Below are some entries. Copy each line that holds the string "INSURED".

• Extracted material:
____

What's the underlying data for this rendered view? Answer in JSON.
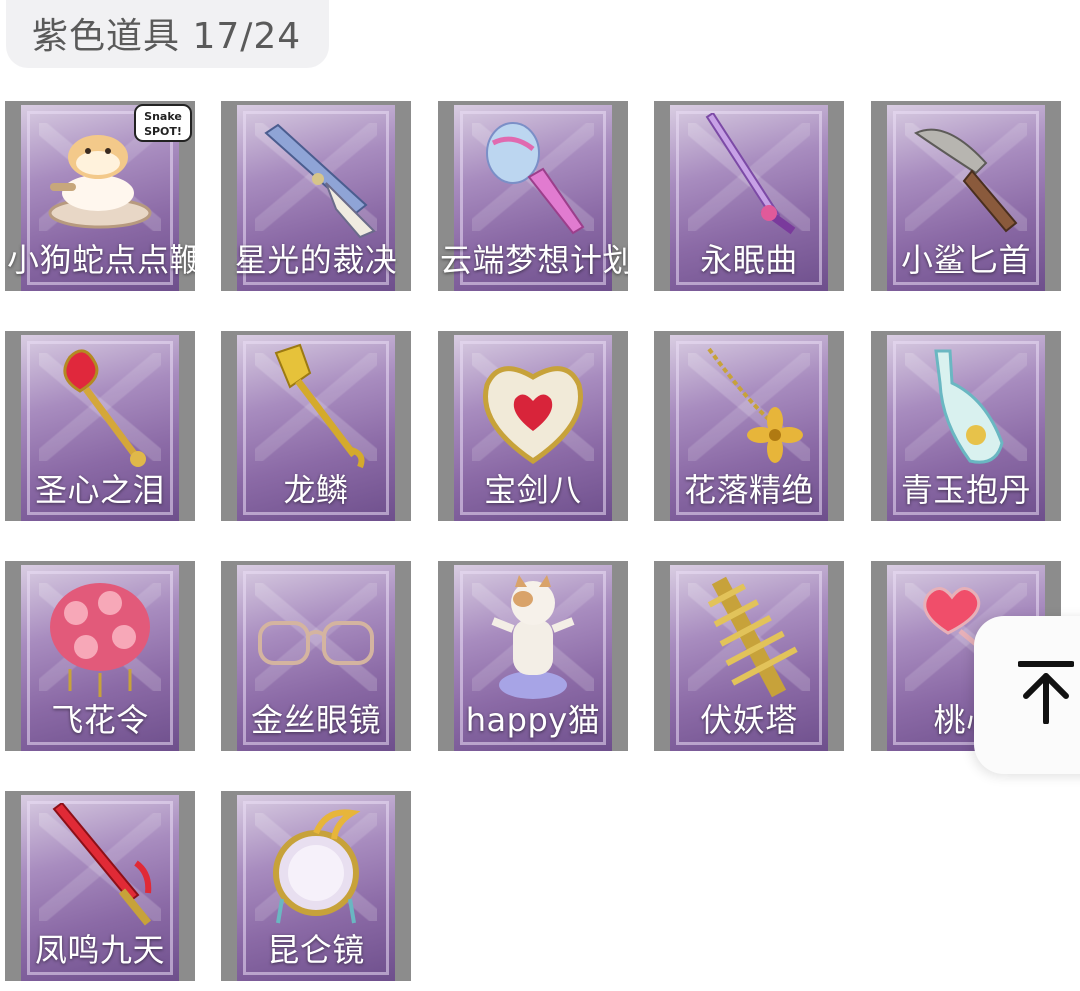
{
  "header": {
    "title": "紫色道具 17/24"
  },
  "items": [
    {
      "name": "小狗蛇点点鞭",
      "icon": "snake-ring-icon",
      "badge": "Snake SPOT!"
    },
    {
      "name": "星光的裁决",
      "icon": "musket-icon"
    },
    {
      "name": "云端梦想计划",
      "icon": "ice-cream-scepter-icon"
    },
    {
      "name": "永眠曲",
      "icon": "purple-sword-icon"
    },
    {
      "name": "小鲨匕首",
      "icon": "shark-dagger-icon"
    },
    {
      "name": "圣心之泪",
      "icon": "heart-scepter-icon"
    },
    {
      "name": "龙鳞",
      "icon": "golden-shovel-icon"
    },
    {
      "name": "宝剑八",
      "icon": "heart-shield-icon"
    },
    {
      "name": "花落精绝",
      "icon": "golden-flower-chain-icon"
    },
    {
      "name": "青玉抱丹",
      "icon": "jade-vase-icon"
    },
    {
      "name": "飞花令",
      "icon": "flower-bouquet-icon"
    },
    {
      "name": "金丝眼镜",
      "icon": "glasses-icon"
    },
    {
      "name": "happy猫",
      "icon": "cat-figurine-icon"
    },
    {
      "name": "伏妖塔",
      "icon": "pagoda-icon"
    },
    {
      "name": "桃心",
      "icon": "heart-wand-icon"
    },
    {
      "name": "凤鸣九天",
      "icon": "red-sword-icon"
    },
    {
      "name": "昆仑镜",
      "icon": "ornate-mirror-icon"
    }
  ],
  "back_to_top": {
    "icon": "arrow-up-to-top-icon"
  }
}
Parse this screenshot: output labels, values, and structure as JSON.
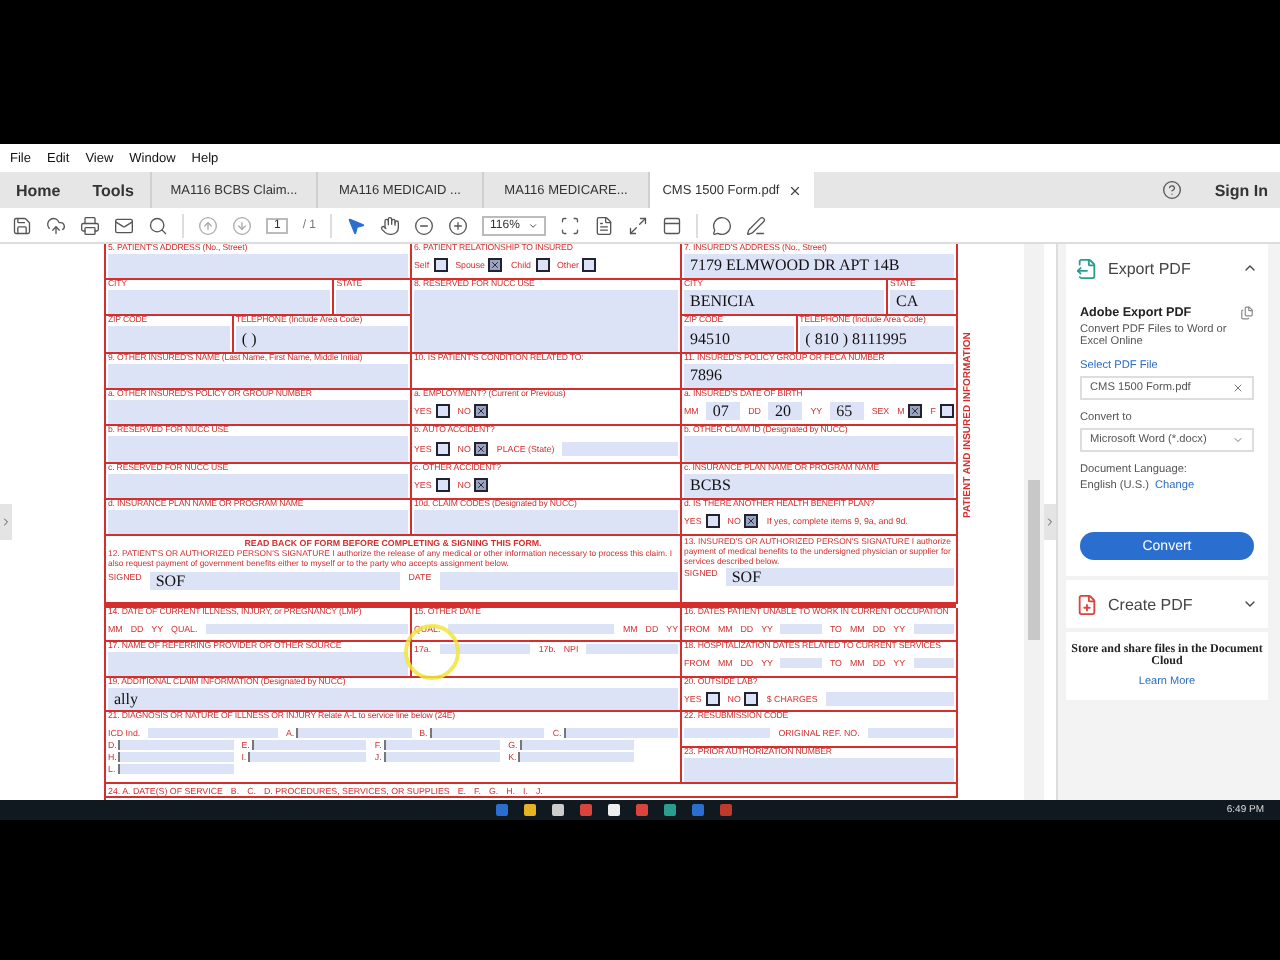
{
  "menu": [
    "File",
    "Edit",
    "View",
    "Window",
    "Help"
  ],
  "nav": [
    "Home",
    "Tools"
  ],
  "tabs": [
    {
      "label": "MA116 BCBS Claim...",
      "selected": false,
      "closable": false
    },
    {
      "label": "MA116 MEDICAID ...",
      "selected": false,
      "closable": false
    },
    {
      "label": "MA116 MEDICARE...",
      "selected": false,
      "closable": false
    },
    {
      "label": "CMS 1500 Form.pdf",
      "selected": true,
      "closable": true
    }
  ],
  "sign_in": "Sign In",
  "toolbar": {
    "page_current": "1",
    "page_total": "/ 1",
    "zoom": "116%"
  },
  "form": {
    "side_label": "PATIENT AND INSURED INFORMATION",
    "cells": [
      {
        "label": "5. PATIENT'S ADDRESS (No., Street)",
        "items": [
          {
            "kind": "input"
          }
        ]
      },
      {
        "label": "6. PATIENT RELATIONSHIP TO INSURED",
        "items": [
          {
            "kind": "check",
            "label": "Self",
            "checked": false
          },
          {
            "kind": "check",
            "label": "Spouse",
            "checked": true
          },
          {
            "kind": "check",
            "label": "Child",
            "checked": false
          },
          {
            "kind": "check",
            "label": "Other",
            "checked": false
          }
        ]
      },
      {
        "label": "7. INSURED'S ADDRESS (No., Street)",
        "items": [
          {
            "kind": "value",
            "text": "7179 ELMWOOD DR APT 14B"
          }
        ]
      },
      {
        "parts": [
          {
            "label": "CITY",
            "items": [
              {
                "kind": "input"
              }
            ]
          },
          {
            "label": "STATE",
            "items": [
              {
                "kind": "input"
              }
            ]
          }
        ]
      },
      {
        "label": "8. RESERVED FOR NUCC USE",
        "items": [
          {
            "kind": "input"
          }
        ]
      },
      {
        "parts": [
          {
            "label": "CITY",
            "items": [
              {
                "kind": "value",
                "text": "BENICIA"
              }
            ]
          },
          {
            "label": "STATE",
            "items": [
              {
                "kind": "value",
                "text": "CA"
              }
            ]
          }
        ]
      },
      {
        "parts": [
          {
            "label": "ZIP CODE",
            "items": [
              {
                "kind": "input"
              }
            ]
          },
          {
            "label": "TELEPHONE (Include Area Code)",
            "items": [
              {
                "kind": "value",
                "text": "(      )"
              }
            ]
          }
        ]
      },
      {
        "parts": [
          {
            "label": "ZIP CODE",
            "items": [
              {
                "kind": "value",
                "text": "94510"
              }
            ]
          },
          {
            "label": "TELEPHONE (Include Area Code)",
            "items": [
              {
                "kind": "value",
                "text": "( 810 ) 8111995"
              }
            ]
          }
        ]
      },
      {
        "label": "9. OTHER INSURED'S NAME (Last Name, First Name, Middle Initial)",
        "items": [
          {
            "kind": "input"
          }
        ]
      },
      {
        "label": "10. IS PATIENT'S CONDITION RELATED TO:"
      },
      {
        "label": "11. INSURED'S POLICY GROUP OR FECA NUMBER",
        "items": [
          {
            "kind": "value",
            "text": "7896"
          }
        ]
      },
      {
        "label": "a. OTHER INSURED'S POLICY OR GROUP NUMBER",
        "items": [
          {
            "kind": "input"
          }
        ]
      },
      {
        "label": "a. EMPLOYMENT? (Current or Previous)",
        "items": [
          {
            "kind": "check",
            "label": "YES",
            "checked": false
          },
          {
            "kind": "check",
            "label": "NO",
            "checked": true
          }
        ]
      },
      {
        "label": "a. INSURED'S DATE OF BIRTH",
        "items": [
          {
            "kind": "label",
            "text": "MM"
          },
          {
            "kind": "value",
            "text": "07"
          },
          {
            "kind": "label",
            "text": "DD"
          },
          {
            "kind": "value",
            "text": "20"
          },
          {
            "kind": "label",
            "text": "YY"
          },
          {
            "kind": "value",
            "text": "65"
          },
          {
            "kind": "label",
            "text": "SEX"
          },
          {
            "kind": "check",
            "label": "M",
            "checked": true
          },
          {
            "kind": "check",
            "label": "F",
            "checked": false
          }
        ]
      },
      {
        "label": "b. RESERVED FOR NUCC USE",
        "items": [
          {
            "kind": "input"
          }
        ]
      },
      {
        "label": "b. AUTO ACCIDENT?",
        "items": [
          {
            "kind": "check",
            "label": "YES",
            "checked": false
          },
          {
            "kind": "check",
            "label": "NO",
            "checked": true
          },
          {
            "kind": "label",
            "text": "PLACE (State)"
          },
          {
            "kind": "input"
          }
        ]
      },
      {
        "label": "b. OTHER CLAIM ID (Designated by NUCC)",
        "items": [
          {
            "kind": "input"
          }
        ]
      },
      {
        "label": "c. RESERVED FOR NUCC USE",
        "items": [
          {
            "kind": "input"
          }
        ]
      },
      {
        "label": "c. OTHER ACCIDENT?",
        "items": [
          {
            "kind": "check",
            "label": "YES",
            "checked": false
          },
          {
            "kind": "check",
            "label": "NO",
            "checked": true
          }
        ]
      },
      {
        "label": "c. INSURANCE PLAN NAME OR PROGRAM NAME",
        "items": [
          {
            "kind": "value",
            "text": "BCBS"
          }
        ]
      },
      {
        "label": "d. INSURANCE PLAN NAME OR PROGRAM NAME",
        "items": [
          {
            "kind": "input"
          }
        ]
      },
      {
        "label": "10d. CLAIM CODES (Designated by NUCC)",
        "items": [
          {
            "kind": "input"
          }
        ]
      },
      {
        "label": "d. IS THERE ANOTHER HEALTH BENEFIT PLAN?",
        "items": [
          {
            "kind": "check",
            "label": "YES",
            "checked": false
          },
          {
            "kind": "check",
            "label": "NO",
            "checked": true
          },
          {
            "kind": "label",
            "text": "If yes, complete items 9, 9a, and 9d."
          }
        ]
      },
      {
        "items": [
          {
            "kind": "heading",
            "text": "READ BACK OF FORM BEFORE COMPLETING & SIGNING THIS FORM."
          },
          {
            "kind": "note",
            "text": "12. PATIENT'S OR AUTHORIZED PERSON'S SIGNATURE I authorize the release of any medical or other information necessary to process this claim. I also request payment of government benefits either to myself or to the party who accepts assignment below."
          },
          {
            "kind": "label",
            "text": "SIGNED"
          },
          {
            "kind": "value",
            "text": "SOF"
          },
          {
            "kind": "label",
            "text": "DATE"
          },
          {
            "kind": "input"
          }
        ]
      },
      {
        "items": [
          {
            "kind": "note",
            "text": "13. INSURED'S OR AUTHORIZED PERSON'S SIGNATURE I authorize payment of medical benefits to the undersigned physician or supplier for services described below."
          },
          {
            "kind": "label",
            "text": "SIGNED"
          },
          {
            "kind": "value",
            "text": "SOF"
          }
        ]
      },
      {
        "label": "14. DATE OF CURRENT ILLNESS, INJURY, or PREGNANCY (LMP)",
        "items": [
          {
            "kind": "label",
            "text": "MM"
          },
          {
            "kind": "label",
            "text": "DD"
          },
          {
            "kind": "label",
            "text": "YY"
          },
          {
            "kind": "label",
            "text": "QUAL."
          },
          {
            "kind": "input"
          }
        ]
      },
      {
        "label": "15. OTHER DATE",
        "items": [
          {
            "kind": "label",
            "text": "QUAL."
          },
          {
            "kind": "input"
          },
          {
            "kind": "label",
            "text": "MM"
          },
          {
            "kind": "label",
            "text": "DD"
          },
          {
            "kind": "label",
            "text": "YY"
          }
        ]
      },
      {
        "label": "16. DATES PATIENT UNABLE TO WORK IN CURRENT OCCUPATION",
        "items": [
          {
            "kind": "label",
            "text": "FROM"
          },
          {
            "kind": "label",
            "text": "MM"
          },
          {
            "kind": "label",
            "text": "DD"
          },
          {
            "kind": "label",
            "text": "YY"
          },
          {
            "kind": "input"
          },
          {
            "kind": "label",
            "text": "TO"
          },
          {
            "kind": "label",
            "text": "MM"
          },
          {
            "kind": "label",
            "text": "DD"
          },
          {
            "kind": "label",
            "text": "YY"
          },
          {
            "kind": "input"
          }
        ]
      },
      {
        "label": "17. NAME OF REFERRING PROVIDER OR OTHER SOURCE",
        "items": [
          {
            "kind": "input"
          }
        ]
      },
      {
        "items": [
          {
            "kind": "label",
            "text": "17a."
          },
          {
            "kind": "input"
          },
          {
            "kind": "label",
            "text": "17b."
          },
          {
            "kind": "label",
            "text": "NPI"
          },
          {
            "kind": "input"
          }
        ]
      },
      {
        "label": "18. HOSPITALIZATION DATES RELATED TO CURRENT SERVICES",
        "items": [
          {
            "kind": "label",
            "text": "FROM"
          },
          {
            "kind": "label",
            "text": "MM"
          },
          {
            "kind": "label",
            "text": "DD"
          },
          {
            "kind": "label",
            "text": "YY"
          },
          {
            "kind": "input"
          },
          {
            "kind": "label",
            "text": "TO"
          },
          {
            "kind": "label",
            "text": "MM"
          },
          {
            "kind": "label",
            "text": "DD"
          },
          {
            "kind": "label",
            "text": "YY"
          },
          {
            "kind": "input"
          }
        ]
      },
      {
        "label": "19. ADDITIONAL CLAIM INFORMATION (Designated by NUCC)",
        "items": [
          {
            "kind": "value",
            "text": "ally"
          }
        ]
      },
      {
        "label": "20. OUTSIDE LAB?",
        "items": [
          {
            "kind": "check",
            "label": "YES",
            "checked": false
          },
          {
            "kind": "check",
            "label": "NO",
            "checked": false
          },
          {
            "kind": "label",
            "text": "$ CHARGES"
          },
          {
            "kind": "input"
          }
        ]
      },
      {
        "label": "21. DIAGNOSIS OR NATURE OF ILLNESS OR INJURY  Relate A-L to service line below (24E)",
        "items": [
          {
            "kind": "label",
            "text": "ICD Ind."
          },
          {
            "kind": "input"
          },
          {
            "kind": "line",
            "text": "A."
          },
          {
            "kind": "line",
            "text": "B."
          },
          {
            "kind": "line",
            "text": "C."
          },
          {
            "kind": "line",
            "text": "D."
          },
          {
            "kind": "line",
            "text": "E."
          },
          {
            "kind": "line",
            "text": "F."
          },
          {
            "kind": "line",
            "text": "G."
          },
          {
            "kind": "line",
            "text": "H."
          },
          {
            "kind": "line",
            "text": "I."
          },
          {
            "kind": "line",
            "text": "J."
          },
          {
            "kind": "line",
            "text": "K."
          },
          {
            "kind": "line",
            "text": "L."
          }
        ]
      },
      {
        "label": "22. RESUBMISSION CODE",
        "items": [
          {
            "kind": "input"
          },
          {
            "kind": "label",
            "text": "ORIGINAL REF. NO."
          },
          {
            "kind": "input"
          }
        ]
      },
      {
        "label": "23. PRIOR AUTHORIZATION NUMBER",
        "items": [
          {
            "kind": "input"
          }
        ]
      },
      {
        "items": [
          {
            "kind": "label",
            "text": "24. A. DATE(S) OF SERVICE"
          },
          {
            "kind": "label",
            "text": "B."
          },
          {
            "kind": "label",
            "text": "C."
          },
          {
            "kind": "label",
            "text": "D. PROCEDURES, SERVICES, OR SUPPLIES"
          },
          {
            "kind": "label",
            "text": "E."
          },
          {
            "kind": "label",
            "text": "F."
          },
          {
            "kind": "label",
            "text": "G."
          },
          {
            "kind": "label",
            "text": "H."
          },
          {
            "kind": "label",
            "text": "I."
          },
          {
            "kind": "label",
            "text": "J."
          }
        ]
      }
    ]
  },
  "export_panel": {
    "title": "Export PDF",
    "expanded": true,
    "heading": "Adobe Export PDF",
    "description": "Convert PDF Files to Word or Excel Online",
    "file_label": "Select PDF File",
    "file_name": "CMS 1500 Form.pdf",
    "convert_label": "Convert to",
    "format": "Microsoft Word (*.docx)",
    "language_label": "Document Language:",
    "language": "English (U.S.)",
    "change_link": "Change",
    "button": "Convert"
  },
  "create_panel": {
    "title": "Create PDF",
    "expanded": false
  },
  "cloud_promo": {
    "text": "Store and share files in the Document Cloud",
    "link": "Learn More"
  },
  "taskbar": {
    "time": "6:49 PM"
  }
}
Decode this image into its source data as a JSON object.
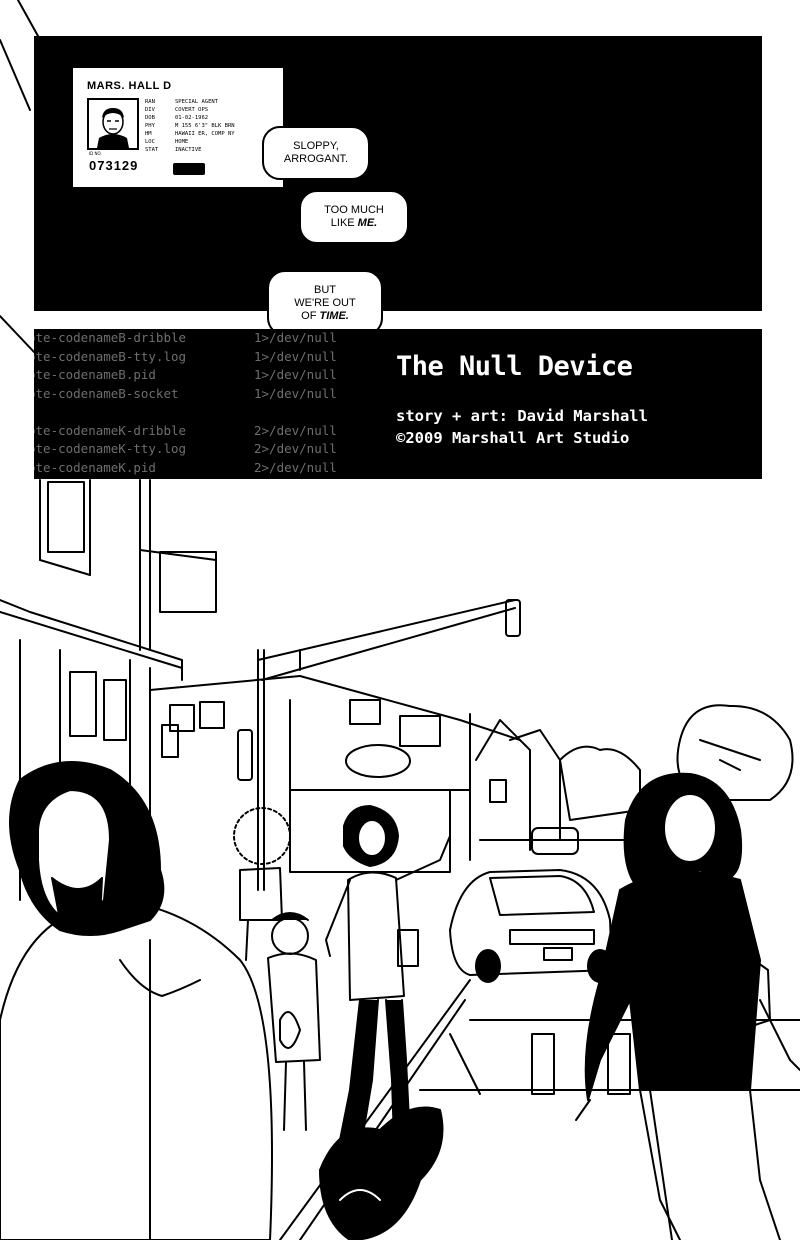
{
  "id_card": {
    "name": "MARS. HALL D",
    "fields": [
      {
        "key": "RAN",
        "value": "SPECIAL AGENT"
      },
      {
        "key": "DIV",
        "value": "COVERT OPS"
      },
      {
        "key": "DOB",
        "value": "01-02-1962"
      },
      {
        "key": "PHY",
        "value": "M 155 6'3\" BLK BRN"
      },
      {
        "key": "HM",
        "value": "HAWAII ER, COMP NY"
      },
      {
        "key": "LOC",
        "value": "HOME"
      },
      {
        "key": "STAT",
        "value": "INACTIVE"
      }
    ],
    "number_label": "ID NO.",
    "number": "073129"
  },
  "bubbles": [
    {
      "lines": [
        "SLOPPY,",
        "ARROGANT."
      ]
    },
    {
      "lines": [
        "TOO MUCH",
        "LIKE ",
        "ME."
      ]
    },
    {
      "lines": [
        "BUT",
        "WE'RE OUT",
        "OF ",
        "TIME."
      ]
    }
  ],
  "terminal": [
    {
      "file": "ote-codenameB-dribble",
      "redirect": "1>/dev/null"
    },
    {
      "file": "ote-codenameB-tty.log",
      "redirect": "1>/dev/null"
    },
    {
      "file": "ote-codenameB.pid",
      "redirect": "1>/dev/null"
    },
    {
      "file": "ote-codenameB-socket",
      "redirect": "1>/dev/null"
    },
    {
      "file": "",
      "redirect": ""
    },
    {
      "file": "ote-codenameK-dribble",
      "redirect": "2>/dev/null"
    },
    {
      "file": "ote-codenameK-tty.log",
      "redirect": "2>/dev/null"
    },
    {
      "file": "ote-codenameK.pid",
      "redirect": "2>/dev/null"
    }
  ],
  "title": "The Null Device",
  "credit_line_1": "story + art: David Marshall",
  "credit_line_2": "©2009 Marshall Art Studio",
  "colors": {
    "ink": "#000000",
    "paper": "#ffffff",
    "terminal_text": "#6e6e6e"
  }
}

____

• Exercise response:
    "side_label": "PATIENT AND INSURED INFORMATION",
        "label": "6. PATIENT RELATIONSHIP TO INSURED",
        "label": "7. INSURED'S ADDRESS (No., Street)",
        "label": "9. OTHER INSURED'S NAME (Last Name, First Name, Middle Initial)",
        "label": "11. INSURED'S POLICY GROUP OR FECA NUMBER",
        "label": "a. OTHER INSURED'S POLICY OR GROUP NUMBER",
        "label": "a. INSURED'S DATE OF BIRTH",
            "text": "13. INSURED'S OR AUTHORIZED PERSON'S SIGNATURE I authorize payment of medical benefits to the undersigned physician or supplier for services described below."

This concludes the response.